Illinois saw largely blue in Tuesday's election results, with Democrats taking offices for the governor, comptroller and attorney general, flipping two U.S. Congressional seats and fortifying a hold on the state House.
The Chicago Tribune observed the morning after the election that Illinois "looks much different" after the 2018 midterms.
Much of the attention was seized by Democrat Gov.-elect J.B. Pritzker, in his successful bid for governor following a far-from-smooth campaign.
In May 2017, the Chicago Sun-Times reported Pritzker scored a $230,000 property tax break after he allowed a historic mansion he purchased next door to his home on the city’s Gold Coast to fall into disrepair, claiming it was “uninhabitable.”
More than one news outlet pointed out that Pritzker's progressive income tax plan will hit the middle class hard and that the spending programs and revenue-generating ideas that Pritzker did talk about would cost at least $18 billion.
His coziness with Illinois' powerful state House Speaker Michael Madigan (D-Chicago) was called an "unholy union" that Republicans warned would lead to an income tax hike that state residents could ill afford.

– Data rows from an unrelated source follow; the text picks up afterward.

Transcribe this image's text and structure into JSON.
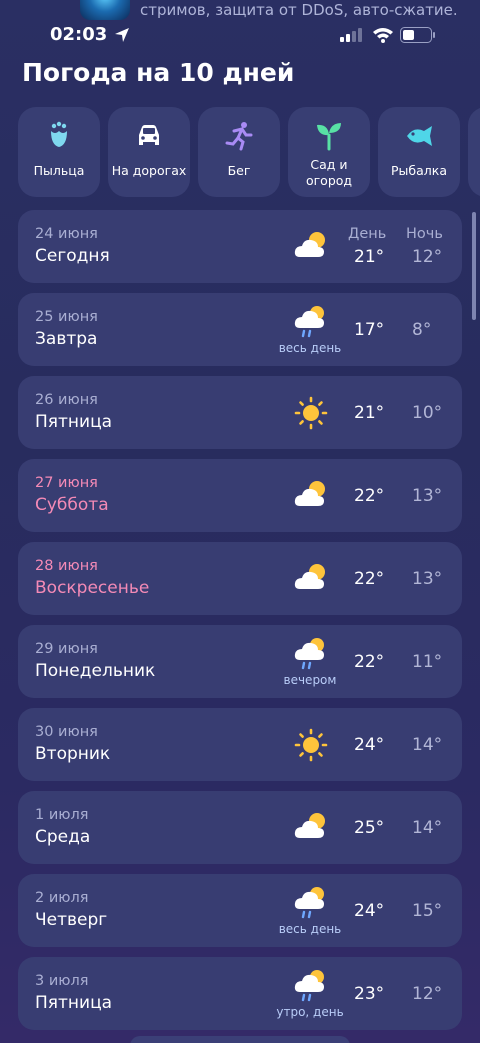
{
  "banner": {
    "text": "стримов, защита от DDoS, авто-сжатие."
  },
  "status": {
    "time": "02:03"
  },
  "page": {
    "title": "Погода на 10 дней"
  },
  "categories": [
    {
      "label": "Пыльца",
      "icon": "flower-icon"
    },
    {
      "label": "На дорогах",
      "icon": "car-icon"
    },
    {
      "label": "Бег",
      "icon": "running-icon"
    },
    {
      "label": "Сад и огород",
      "icon": "sprout-icon"
    },
    {
      "label": "Рыбалка",
      "icon": "fish-icon"
    }
  ],
  "forecast": {
    "header_day": "День",
    "header_night": "Ночь",
    "days": [
      {
        "date": "24 июня",
        "day": "Сегодня",
        "icon": "partly-cloudy",
        "note": "",
        "t_day": "21°",
        "t_night": "12°",
        "weekend": false
      },
      {
        "date": "25 июня",
        "day": "Завтра",
        "icon": "cloud-rain",
        "note": "весь день",
        "t_day": "17°",
        "t_night": "8°",
        "weekend": false
      },
      {
        "date": "26 июня",
        "day": "Пятница",
        "icon": "sunny",
        "note": "",
        "t_day": "21°",
        "t_night": "10°",
        "weekend": false
      },
      {
        "date": "27 июня",
        "day": "Суббота",
        "icon": "partly-cloudy",
        "note": "",
        "t_day": "22°",
        "t_night": "13°",
        "weekend": true
      },
      {
        "date": "28 июня",
        "day": "Воскресенье",
        "icon": "partly-cloudy",
        "note": "",
        "t_day": "22°",
        "t_night": "13°",
        "weekend": true
      },
      {
        "date": "29 июня",
        "day": "Понедельник",
        "icon": "cloud-rain",
        "note": "вечером",
        "t_day": "22°",
        "t_night": "11°",
        "weekend": false
      },
      {
        "date": "30 июня",
        "day": "Вторник",
        "icon": "sunny",
        "note": "",
        "t_day": "24°",
        "t_night": "14°",
        "weekend": false
      },
      {
        "date": "1 июля",
        "day": "Среда",
        "icon": "partly-cloudy",
        "note": "",
        "t_day": "25°",
        "t_night": "14°",
        "weekend": false
      },
      {
        "date": "2 июля",
        "day": "Четверг",
        "icon": "cloud-rain",
        "note": "весь день",
        "t_day": "24°",
        "t_night": "15°",
        "weekend": false
      },
      {
        "date": "3 июля",
        "day": "Пятница",
        "icon": "cloud-rain",
        "note": "утро, день",
        "t_day": "23°",
        "t_night": "12°",
        "weekend": false
      }
    ]
  },
  "colors": {
    "background": "#2a2f63",
    "card": "#383d72",
    "weekend": "#f48ab6",
    "accent": "#58e1c0"
  }
}
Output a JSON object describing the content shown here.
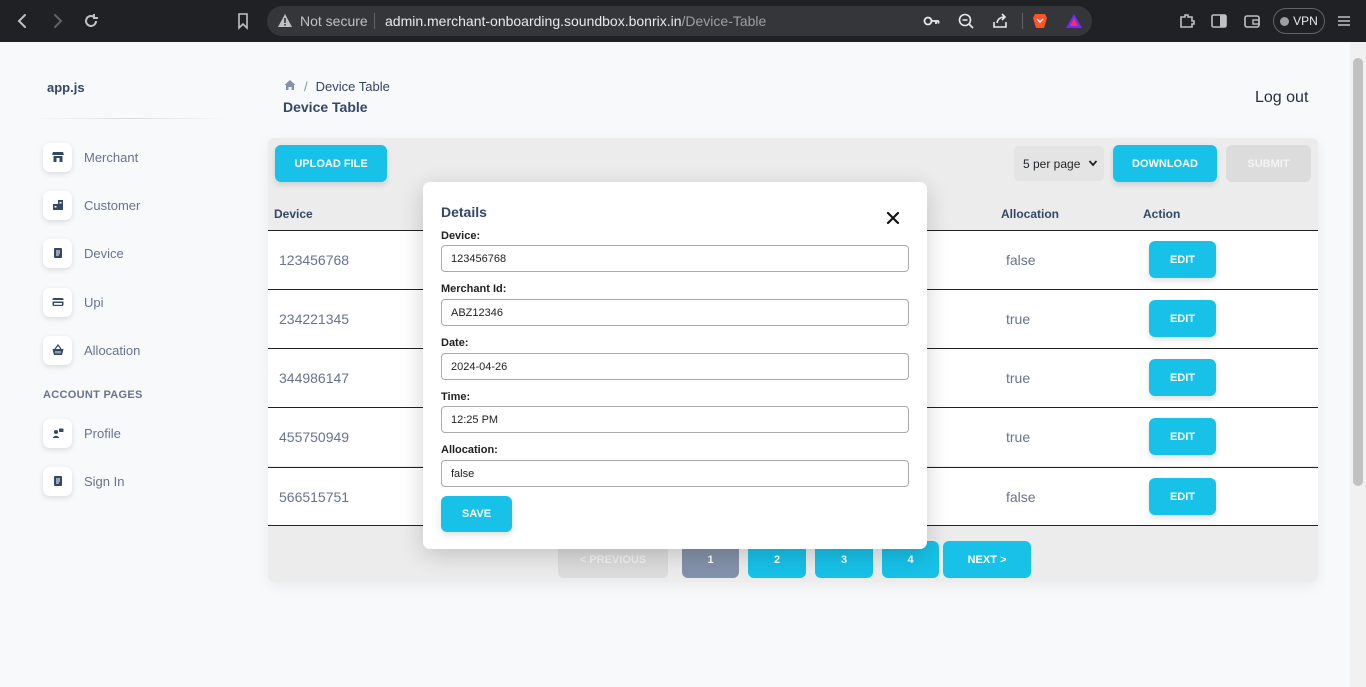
{
  "browser": {
    "security_label": "Not secure",
    "url_host": "admin.merchant-onboarding.soundbox.bonrix.in",
    "url_path": "/Device-Table",
    "vpn_label": "VPN"
  },
  "sidebar": {
    "brand": "app.js",
    "items": [
      {
        "label": "Merchant",
        "icon": "shop-icon"
      },
      {
        "label": "Customer",
        "icon": "office-icon"
      },
      {
        "label": "Device",
        "icon": "document-icon"
      },
      {
        "label": "Upi",
        "icon": "credit-card-icon"
      },
      {
        "label": "Allocation",
        "icon": "basket-icon"
      }
    ],
    "section_heading": "ACCOUNT PAGES",
    "account_items": [
      {
        "label": "Profile",
        "icon": "customer-support-icon"
      },
      {
        "label": "Sign In",
        "icon": "document-icon"
      }
    ]
  },
  "header": {
    "breadcrumb_current": "Device Table",
    "title": "Device Table",
    "logout": "Log out"
  },
  "toolbar": {
    "upload": "UPLOAD FILE",
    "per_page": "5 per page",
    "download": "DOWNLOAD",
    "submit": "SUBMIT"
  },
  "table": {
    "columns": {
      "device": "Device",
      "allocation": "Allocation",
      "action": "Action"
    },
    "rows": [
      {
        "device": "123456768",
        "allocation": "false",
        "action": "EDIT"
      },
      {
        "device": "234221345",
        "allocation": "true",
        "action": "EDIT"
      },
      {
        "device": "344986147",
        "allocation": "true",
        "action": "EDIT"
      },
      {
        "device": "455750949",
        "allocation": "true",
        "action": "EDIT"
      },
      {
        "device": "566515751",
        "allocation": "false",
        "action": "EDIT"
      }
    ]
  },
  "pagination": {
    "previous": "< PREVIOUS",
    "pages": [
      "1",
      "2",
      "3",
      "4"
    ],
    "current_page": "1",
    "next": "NEXT >"
  },
  "modal": {
    "title": "Details",
    "fields": [
      {
        "label": "Device:",
        "value": "123456768"
      },
      {
        "label": "Merchant Id:",
        "value": "ABZ12346"
      },
      {
        "label": "Date:",
        "value": "2024-04-26"
      },
      {
        "label": "Time:",
        "value": "12:25 PM"
      },
      {
        "label": "Allocation:",
        "value": "false"
      }
    ],
    "save": "SAVE"
  },
  "colors": {
    "accent": "#17c1e8",
    "text": "#344767",
    "muted": "#67748e",
    "active_page": "#8392ab"
  }
}
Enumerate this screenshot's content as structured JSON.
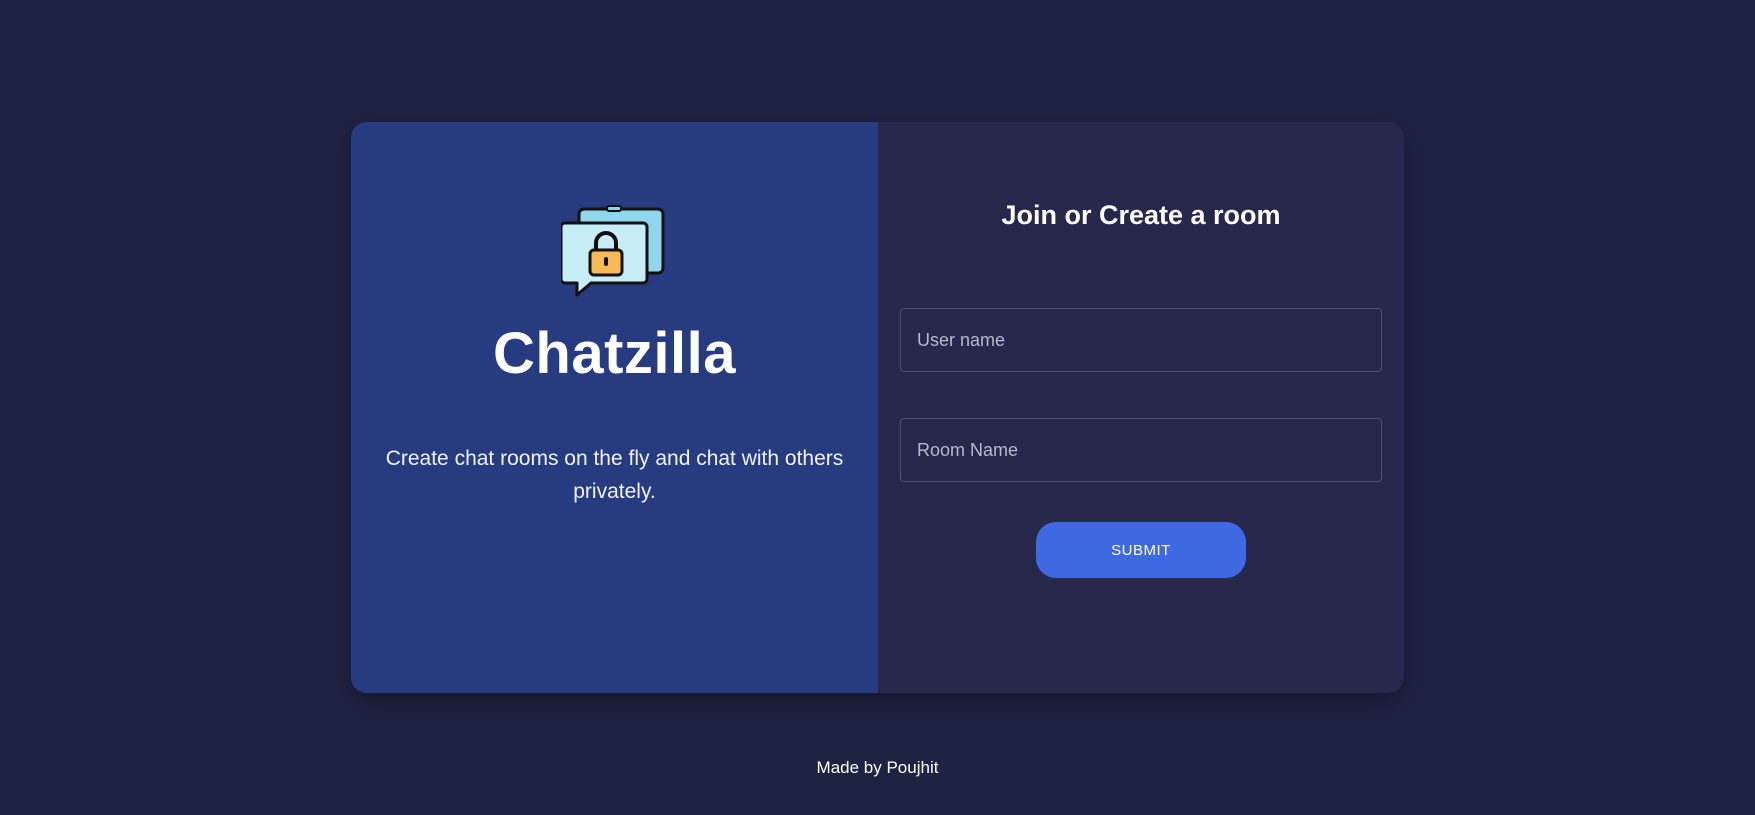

None of those points was brought up after the polls closed Tuesday night and it soon was apparent Pritzker had won his race. Pritzker told supporters to "make no small plans for Illinois" once he takes over as Illinois governor.
As part of his victory speech, Pritzker appeared to jab at the nation's Republican President Donald Trump when he urged supporters to ignore social media "tirades."
"This moment demands that Americans rededicate themselves not only to the rights and privileges of citizenship but to the responsibilities of it," Pritzker said after Gov. Rauner conceded the election less than an hour after the polls closed. "It demands we reject red-hat slogans and Twitter tirades."
In his concession speech, Rauner urged Illinoisans "to come together and unite."
"We stand as citizens of Illinois, not Republicans or Democrats," Rauner said. "Put aside partisan politics and move forward. There is so much work to be done. So much progress made in the last four years and we can’t let that end."
Meanwhile, Democrats managed to flip two U.S. Congressional seats, District 14 and District 6. The Democrats took the former with a win by Lauren Underwood of Naperville over the four-term Republican incumbent Randy Hultgren.
In the 6th U.S. Congressional District, incumbent Congressman Peter Roskam lost to Democrat and green energy entrepreneur Sean Casten.
Republican U.S. House Rep. Adam Kinzinger held onto his 16th District seat, taking almost 60 percent of the vote over Democrat challenger Sara Dady.
In the race for Illinois Attorney General, Republican Erika Harold waited until a third of the ballots were counted before conceding to her opponent, state Sen. Kwame Raoul (D-Chicago).
In the race for state Comptroller, Democrat Susana Mendoza prevailed over Republican Darlene Senger.
In the Illinois state House, Democrats widened control, holding 71 seats in the 118-seat chamber, a 61 percent advantage where it takes more than a three-fifths majority to override a governor's veto.